Shayla agrees and shares more. “I think another thing, too, is making sure that you’re aware of how you’re feeling.” She also shares how writing things down has helped her move forward and learn to track her goals in a new way. She explains that having a big goal and tracking it has now expanded into analyzing how to get to the goal. A year-end goal might take into account her busiest months in real estate – and those months would have a higher goal than slow months. That allows her to look at a spreadsheet during the year and see if she’s on track, rather than looking at the very end of the year. For her, creating more obtainable and trackable goals has been key.
She is 1,000% on topic for my goal achievement audience, who knows that I believe in setting goals and tracking them. If we don’t track our goals, we’re likely not going to achieve our goals. But the key is constantly reflecting and planning. So, if you’re off pace in one of your critical months, you do the work to reconfigure what it is that you need to do to bring your goal to reality. And that is such an important piece of this discussion.
Shayla continues, “I think the biggest thing is making sure that your goal is reachable. I like to stretch myself. But there was one year where I was feeling it. I got to the end of the year and I was like – I crushed that goal. This is awesome. I’m so excited for the next year. And my next year’s goal was to double what I had just done. That wasn’t realistic – there was no part of me that physically could have completed that goal. So, I spent that entire year, every time I checked that spreadsheet, feeling like I wasn’t meeting what I had set forward. And so, I think it’s also making sure that what you’re doing is pushing you to your limits, but it’s something that you think you can do.”

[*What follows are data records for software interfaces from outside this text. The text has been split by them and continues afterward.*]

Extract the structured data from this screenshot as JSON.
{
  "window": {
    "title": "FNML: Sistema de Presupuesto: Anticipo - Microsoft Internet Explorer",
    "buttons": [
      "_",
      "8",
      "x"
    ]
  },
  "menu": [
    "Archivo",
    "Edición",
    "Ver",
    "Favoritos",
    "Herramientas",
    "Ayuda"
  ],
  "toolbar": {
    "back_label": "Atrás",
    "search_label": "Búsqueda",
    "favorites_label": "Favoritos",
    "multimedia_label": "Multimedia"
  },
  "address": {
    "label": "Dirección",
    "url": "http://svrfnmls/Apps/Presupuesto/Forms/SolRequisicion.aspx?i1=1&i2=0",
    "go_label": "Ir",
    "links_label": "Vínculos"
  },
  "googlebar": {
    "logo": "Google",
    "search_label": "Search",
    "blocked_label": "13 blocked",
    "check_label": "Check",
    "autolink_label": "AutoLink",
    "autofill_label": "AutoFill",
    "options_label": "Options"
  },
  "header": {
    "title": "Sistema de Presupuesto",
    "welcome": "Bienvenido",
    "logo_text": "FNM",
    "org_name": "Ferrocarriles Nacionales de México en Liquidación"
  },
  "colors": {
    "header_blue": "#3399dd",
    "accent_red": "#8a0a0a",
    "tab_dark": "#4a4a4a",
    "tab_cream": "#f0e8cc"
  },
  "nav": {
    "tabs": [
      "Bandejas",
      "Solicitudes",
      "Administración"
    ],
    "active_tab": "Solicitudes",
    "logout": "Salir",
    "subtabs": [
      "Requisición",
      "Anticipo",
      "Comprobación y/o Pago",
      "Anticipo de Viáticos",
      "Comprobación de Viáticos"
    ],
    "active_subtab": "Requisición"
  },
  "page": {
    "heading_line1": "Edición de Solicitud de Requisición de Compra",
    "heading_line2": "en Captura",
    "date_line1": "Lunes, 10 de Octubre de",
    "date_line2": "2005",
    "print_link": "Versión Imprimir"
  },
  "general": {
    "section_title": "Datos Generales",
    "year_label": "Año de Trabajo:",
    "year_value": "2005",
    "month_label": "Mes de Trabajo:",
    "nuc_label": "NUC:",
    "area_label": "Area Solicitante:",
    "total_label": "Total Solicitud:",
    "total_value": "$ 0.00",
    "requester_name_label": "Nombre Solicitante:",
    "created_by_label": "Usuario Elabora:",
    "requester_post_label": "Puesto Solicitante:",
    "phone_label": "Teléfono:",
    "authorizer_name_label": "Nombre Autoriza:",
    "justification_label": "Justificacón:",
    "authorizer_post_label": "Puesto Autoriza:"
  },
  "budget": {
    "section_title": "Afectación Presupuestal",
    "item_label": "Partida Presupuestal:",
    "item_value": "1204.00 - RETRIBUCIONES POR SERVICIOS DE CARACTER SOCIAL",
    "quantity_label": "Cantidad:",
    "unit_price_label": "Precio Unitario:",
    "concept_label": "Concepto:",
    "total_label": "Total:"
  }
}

I agree. And it sounds like Shayla had to build up a team, a team of other agents and assistants to achieve those bigger and better goals. “I did,” Shayla confirms. “I got to a point where I told myself when I got in; I was going to run myself ragged for five years. I was going to do everything I could to build my business. And then, five years in, I wanted my business to work for me. Well, five years came and went, and I continued to run myself ragged. It got to a point where I had to sit down and say, I can’t do this all on my own. And I’m not providing the service that I’ve always been so proud to do because I’m struggling to keep up with the amount of business that I’m building. That was February of 2019, I started this team, and I was able to delegate roles and make sure that our clients were being serviced to the best of my ability. And that was really hard. I don’t like giving up control. I’m a control freak but being able to expand and then also trust the team that I’ve built, has allowed me to step away a little bit more. I spent three weeks in Europe last year. And all I really had to do was check the phone and connect with my team. I didn’t even turn off my phone on my wedding day! So, it shows how giving up a part of that control actually has changed my life and is taking it in a very exciting direction.”
I wrap up with Shayla so grateful for the gold she has shared by exploring her career journey, motivations and drive to succeed and ask her where we can continue to follow along. She shares her Instagram address, www.instagram.com/shaylaackerman, and I encourage you to seek her out.
Until next time goal achievers, keep celebrating your weekly wins, learning from your lessons and identifying your priorities so you can consistently pursue progress in the direction of your goals.